(Beginning of RECORDS SHOWN)

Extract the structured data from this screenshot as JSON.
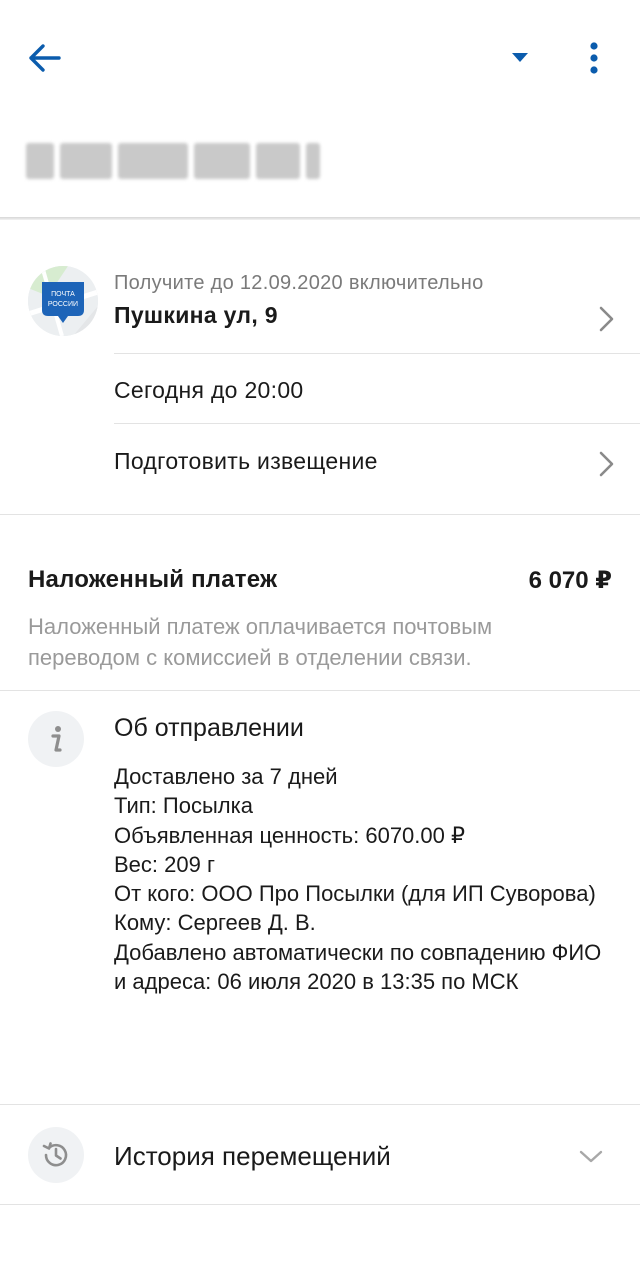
{
  "icons": {
    "back": "arrow-left-icon",
    "dropdown": "caret-down-icon",
    "more": "more-vertical-icon",
    "logo": "post-office-logo",
    "chevron_right": "chevron-right-icon",
    "info": "info-icon",
    "history": "history-icon",
    "chevron_down": "chevron-down-icon"
  },
  "colors": {
    "accent": "#0b5cad",
    "text": "#1a1a1a",
    "muted": "#9a9a9a"
  },
  "logo": {
    "line1": "ПОЧТА",
    "line2": "РОССИИ"
  },
  "pickup": {
    "deadline": "Получите до 12.09.2020 включительно",
    "address": "Пушкина ул, 9",
    "hours": "Сегодня до 20:00",
    "prepare_notice": "Подготовить извещение"
  },
  "cod": {
    "title": "Наложенный платеж",
    "amount": "6 070 ₽",
    "description": "Наложенный платеж оплачивается почтовым переводом с комиссией в отделении связи."
  },
  "about": {
    "title": "Об отправлении",
    "lines": [
      "Доставлено за 7 дней",
      "Тип: Посылка",
      "Объявленная ценность: 6070.00 ₽",
      "Вес: 209 г",
      "От кого: ООО Про Посылки (для ИП Суворова)",
      "Кому: Сергеев Д. В.",
      "Добавлено автоматически по совпадению ФИО и адреса: 06 июля 2020 в 13:35 по МСК"
    ]
  },
  "history": {
    "title": "История перемещений"
  }
}
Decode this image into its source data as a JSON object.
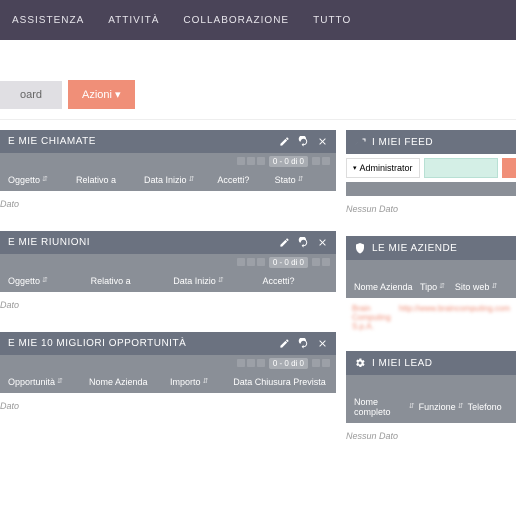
{
  "nav": {
    "items": [
      "ASSISTENZA",
      "ATTIVITÀ",
      "COLLABORAZIONE",
      "TUTTO"
    ]
  },
  "subbar": {
    "tab": "oard",
    "actions": "Azioni ▾"
  },
  "left_panels": [
    {
      "title": "E MIE CHIAMATE",
      "pager": "0 - 0 di 0",
      "columns": [
        "Oggetto",
        "Relativo a",
        "Data Inizio",
        "Accetti?",
        "Stato"
      ],
      "no_data": "Dato"
    },
    {
      "title": "E MIE RIUNIONI",
      "pager": "0 - 0 di 0",
      "columns": [
        "Oggetto",
        "Relativo a",
        "Data Inizio",
        "Accetti?"
      ],
      "no_data": "Dato"
    },
    {
      "title": "E MIE 10 MIGLIORI OPPORTUNITÀ",
      "pager": "0 - 0 di 0",
      "columns": [
        "Opportunità",
        "Nome Azienda",
        "Importo",
        "Data Chiusura Prevista"
      ],
      "no_data": "Dato"
    }
  ],
  "feed": {
    "title": "I MIEI FEED",
    "user_caret": "▾",
    "user": "Administrator",
    "no_data": "Nessun Dato"
  },
  "aziende": {
    "title": "LE MIE AZIENDE",
    "columns": [
      "Nome Azienda",
      "Tipo",
      "Sito web"
    ],
    "row_name": "Brain Computing S.p.A.",
    "row_link": "http://www.braincomputing.com"
  },
  "lead": {
    "title": "I MIEI LEAD",
    "columns": [
      "Nome completo",
      "Funzione",
      "Telefono"
    ],
    "no_data": "Nessun Dato"
  },
  "sort_glyph": "⇵"
}
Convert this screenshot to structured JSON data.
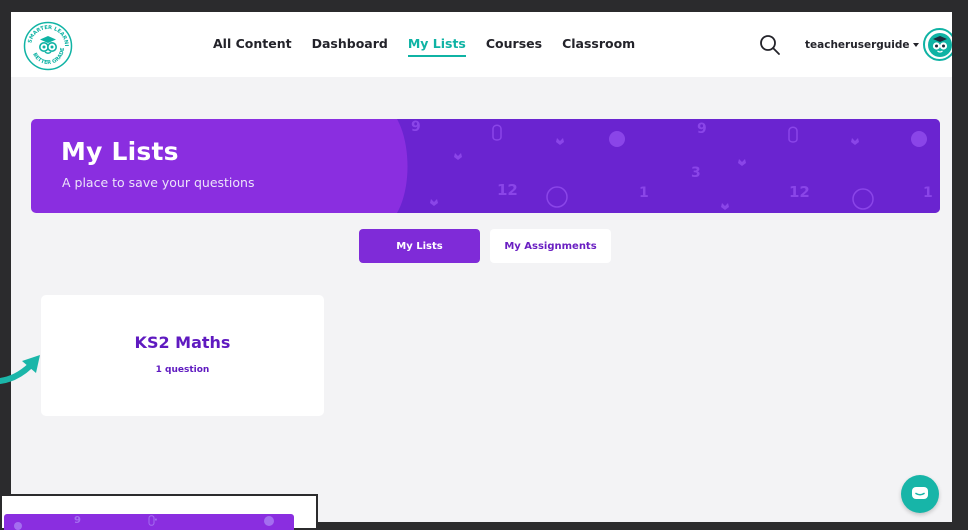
{
  "nav": {
    "logo_text": "SMARTER LEARNING BETTER GRADES",
    "links": [
      {
        "label": "All Content",
        "active": false
      },
      {
        "label": "Dashboard",
        "active": false
      },
      {
        "label": "My Lists",
        "active": true
      },
      {
        "label": "Courses",
        "active": false
      },
      {
        "label": "Classroom",
        "active": false
      }
    ],
    "search_icon": "search-icon",
    "username": "teacheruserguide",
    "avatar_icon": "owl-avatar-icon"
  },
  "hero": {
    "title": "My Lists",
    "subtitle": "A place to save your questions",
    "pattern_glyphs": [
      "9",
      "3",
      "12",
      "1",
      "12",
      "1"
    ]
  },
  "tabs": {
    "my_lists": "My Lists",
    "my_assignments": "My Assignments",
    "active": "my_lists"
  },
  "lists": [
    {
      "title": "KS2 Maths",
      "count": "1 question"
    }
  ],
  "chat": {
    "icon": "chat-icon"
  },
  "colors": {
    "accent_teal": "#0fb3a4",
    "brand_purple": "#8a2ee0",
    "dark_purple": "#5f1ac0",
    "background": "#f3f3f5"
  }
}
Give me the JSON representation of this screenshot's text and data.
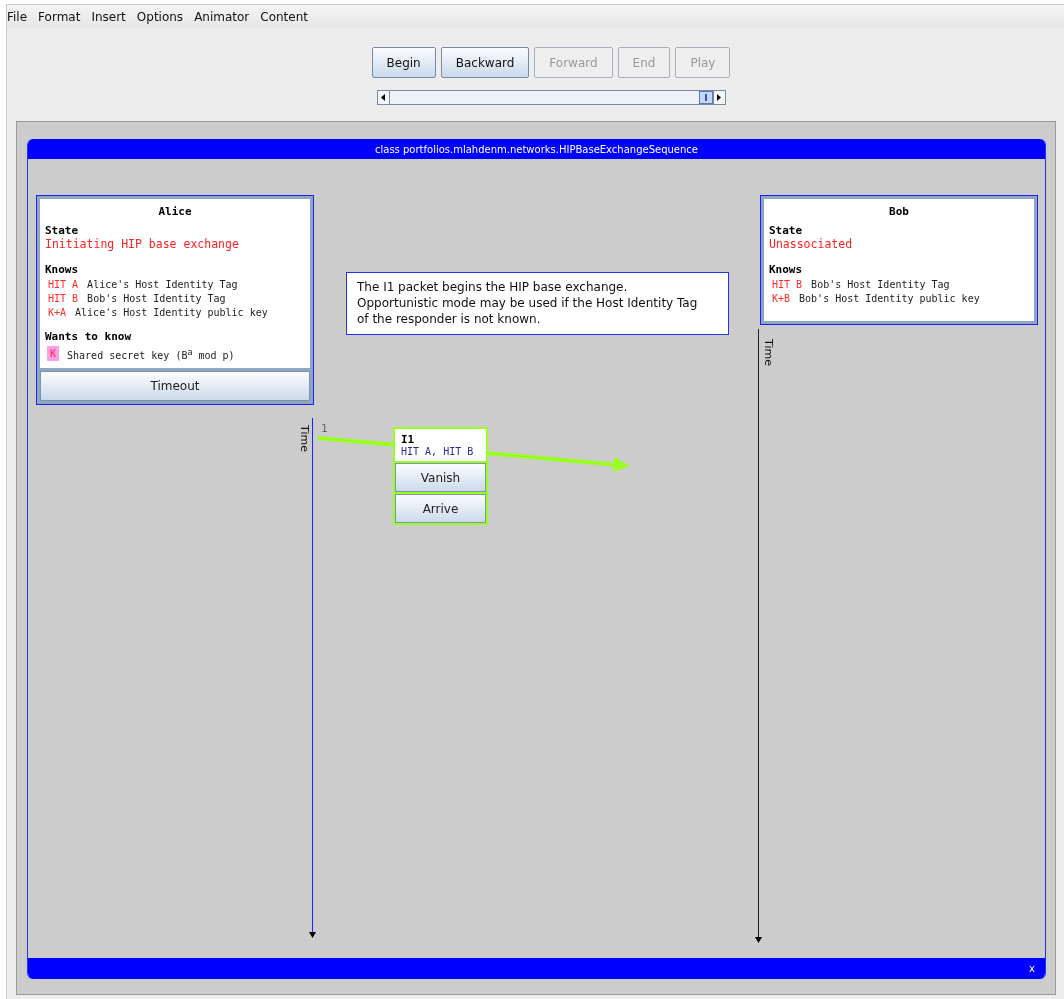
{
  "menu": [
    "File",
    "Format",
    "Insert",
    "Options",
    "Animator",
    "Content"
  ],
  "controls": [
    {
      "label": "Begin",
      "disabled": false
    },
    {
      "label": "Backward",
      "disabled": false
    },
    {
      "label": "Forward",
      "disabled": true
    },
    {
      "label": "End",
      "disabled": true
    },
    {
      "label": "Play",
      "disabled": true
    }
  ],
  "frame": {
    "title": "class portfolios.mlahdenm.networks.HIPBaseExchangeSequence",
    "close": "x"
  },
  "actors": [
    {
      "name": "Alice",
      "state_heading": "State",
      "state": "Initiating HIP base exchange",
      "knows_heading": "Knows",
      "knows": [
        {
          "tag": "HIT A",
          "desc": "Alice's Host Identity Tag",
          "highlight": false
        },
        {
          "tag": "HIT B",
          "desc": "Bob's Host Identity Tag",
          "highlight": false
        },
        {
          "tag": "K+A",
          "desc": "Alice's Host Identity public key",
          "highlight": false
        }
      ],
      "wants_heading": "Wants to know",
      "wants": [
        {
          "tag": "K",
          "desc": "Shared secret key (B$^{a}$ mod p)",
          "highlight": true
        }
      ],
      "buttons": [
        "Timeout"
      ],
      "time_label": "Time"
    },
    {
      "name": "Bob",
      "state_heading": "State",
      "state": "Unassociated",
      "knows_heading": "Knows",
      "knows": [
        {
          "tag": "HIT B",
          "desc": "Bob's Host Identity Tag",
          "highlight": false
        },
        {
          "tag": "K+B",
          "desc": "Bob's Host Identity public key",
          "highlight": false
        }
      ],
      "time_label": "Time"
    }
  ],
  "note": "The I1 packet begins the HIP base exchange. Opportunistic mode may be used if the Host Identity Tag of the responder is not known.",
  "messages": [
    {
      "index": "1",
      "name": "I1",
      "fields": "HIT A, HIT B",
      "buttons": [
        "Vanish",
        "Arrive"
      ]
    }
  ]
}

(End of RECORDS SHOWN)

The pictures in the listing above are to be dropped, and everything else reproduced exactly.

SOLUTION TO THE EXERCISE ▸
Extract the structured data from this screenshot as JSON.
{
  "icons": {
    "back": "arrow-left-icon",
    "dropdown": "caret-down-icon",
    "more": "more-vertical-icon",
    "logo": "post-office-logo",
    "chevron_right": "chevron-right-icon",
    "info": "info-icon",
    "history": "history-icon",
    "chevron_down": "chevron-down-icon"
  },
  "colors": {
    "accent": "#0b5cad",
    "text": "#1a1a1a",
    "muted": "#9a9a9a"
  },
  "logo": {
    "line1": "ПОЧТА",
    "line2": "РОССИИ"
  },
  "pickup": {
    "deadline": "Получите до 12.09.2020 включительно",
    "address": "Пушкина ул, 9",
    "hours": "Сегодня до 20:00",
    "prepare_notice": "Подготовить извещение"
  },
  "cod": {
    "title": "Наложенный платеж",
    "amount": "6 070 ₽",
    "description": "Наложенный платеж оплачивается почтовым переводом с комиссией в отделении связи."
  },
  "about": {
    "title": "Об отправлении",
    "lines": [
      "Доставлено за 7 дней",
      "Тип: Посылка",
      "Объявленная ценность: 6070.00 ₽",
      "Вес: 209 г",
      "От кого: ООО Про Посылки (для ИП Суворова)",
      "Кому: Сергеев Д. В.",
      "Добавлено автоматически по совпадению ФИО и адреса: 06 июля 2020 в 13:35 по МСК"
    ]
  },
  "history": {
    "title": "История перемещений"
  }
}
Decode this image into its source data as a JSON object.
{
  "nav": {
    "items": [
      "ASSISTENZA",
      "ATTIVITÀ",
      "COLLABORAZIONE",
      "TUTTO"
    ]
  },
  "subbar": {
    "tab": "oard",
    "actions": "Azioni ▾"
  },
  "left_panels": [
    {
      "title": "E MIE CHIAMATE",
      "pager": "0 - 0 di 0",
      "columns": [
        "Oggetto",
        "Relativo a",
        "Data Inizio",
        "Accetti?",
        "Stato"
      ],
      "no_data": "Dato"
    },
    {
      "title": "E MIE RIUNIONI",
      "pager": "0 - 0 di 0",
      "columns": [
        "Oggetto",
        "Relativo a",
        "Data Inizio",
        "Accetti?"
      ],
      "no_data": "Dato"
    },
    {
      "title": "E MIE 10 MIGLIORI OPPORTUNITÀ",
      "pager": "0 - 0 di 0",
      "columns": [
        "Opportunità",
        "Nome Azienda",
        "Importo",
        "Data Chiusura Prevista"
      ],
      "no_data": "Dato"
    }
  ],
  "feed": {
    "title": "I MIEI FEED",
    "user_caret": "▾",
    "user": "Administrator",
    "no_data": "Nessun Dato"
  },
  "aziende": {
    "title": "LE MIE AZIENDE",
    "columns": [
      "Nome Azienda",
      "Tipo",
      "Sito web"
    ],
    "row_name": "Brain Computing S.p.A.",
    "row_link": "http://www.braincomputing.com"
  },
  "lead": {
    "title": "I MIEI LEAD",
    "columns": [
      "Nome completo",
      "Funzione",
      "Telefono"
    ],
    "no_data": "Nessun Dato"
  },
  "sort_glyph": "⇵"
}
Convert this screenshot to structured JSON data.
{
  "nav": {
    "logo_text": "SMARTER LEARNING BETTER GRADES",
    "links": [
      {
        "label": "All Content",
        "active": false
      },
      {
        "label": "Dashboard",
        "active": false
      },
      {
        "label": "My Lists",
        "active": true
      },
      {
        "label": "Courses",
        "active": false
      },
      {
        "label": "Classroom",
        "active": false
      }
    ],
    "search_icon": "search-icon",
    "username": "teacheruserguide",
    "avatar_icon": "owl-avatar-icon"
  },
  "hero": {
    "title": "My Lists",
    "subtitle": "A place to save your questions",
    "pattern_glyphs": [
      "9",
      "3",
      "12",
      "1",
      "12",
      "1"
    ]
  },
  "tabs": {
    "my_lists": "My Lists",
    "my_assignments": "My Assignments",
    "active": "my_lists"
  },
  "lists": [
    {
      "title": "KS2 Maths",
      "count": "1 question"
    }
  ],
  "chat": {
    "icon": "chat-icon"
  },
  "colors": {
    "accent_teal": "#0fb3a4",
    "brand_purple": "#8a2ee0",
    "dark_purple": "#5f1ac0",
    "background": "#f3f3f5"
  }
}
Give me the JSON representation of this screenshot's text and data.
{
  "menu": [
    "File",
    "Format",
    "Insert",
    "Options",
    "Animator",
    "Content"
  ],
  "controls": [
    {
      "label": "Begin",
      "disabled": false
    },
    {
      "label": "Backward",
      "disabled": false
    },
    {
      "label": "Forward",
      "disabled": true
    },
    {
      "label": "End",
      "disabled": true
    },
    {
      "label": "Play",
      "disabled": true
    }
  ],
  "frame": {
    "title": "class portfolios.mlahdenm.networks.HIPBaseExchangeSequence",
    "close": "x"
  },
  "actors": [
    {
      "name": "Alice",
      "state_heading": "State",
      "state": "Initiating HIP base exchange",
      "knows_heading": "Knows",
      "knows": [
        {
          "tag": "HIT A",
          "desc": "Alice's Host Identity Tag",
          "highlight": false
        },
        {
          "tag": "HIT B",
          "desc": "Bob's Host Identity Tag",
          "highlight": false
        },
        {
          "tag": "K+A",
          "desc": "Alice's Host Identity public key",
          "highlight": false
        }
      ],
      "wants_heading": "Wants to know",
      "wants": [
        {
          "tag": "K",
          "desc": "Shared secret key (B$^{a}$ mod p)",
          "highlight": true
        }
      ],
      "buttons": [
        "Timeout"
      ],
      "time_label": "Time"
    },
    {
      "name": "Bob",
      "state_heading": "State",
      "state": "Unassociated",
      "knows_heading": "Knows",
      "knows": [
        {
          "tag": "HIT B",
          "desc": "Bob's Host Identity Tag",
          "highlight": false
        },
        {
          "tag": "K+B",
          "desc": "Bob's Host Identity public key",
          "highlight": false
        }
      ],
      "time_label": "Time"
    }
  ],
  "note": "The I1 packet begins the HIP base exchange. Opportunistic mode may be used if the Host Identity Tag of the responder is not known.",
  "messages": [
    {
      "index": "1",
      "name": "I1",
      "fields": "HIT A, HIT B",
      "buttons": [
        "Vanish",
        "Arrive"
      ]
    }
  ]
}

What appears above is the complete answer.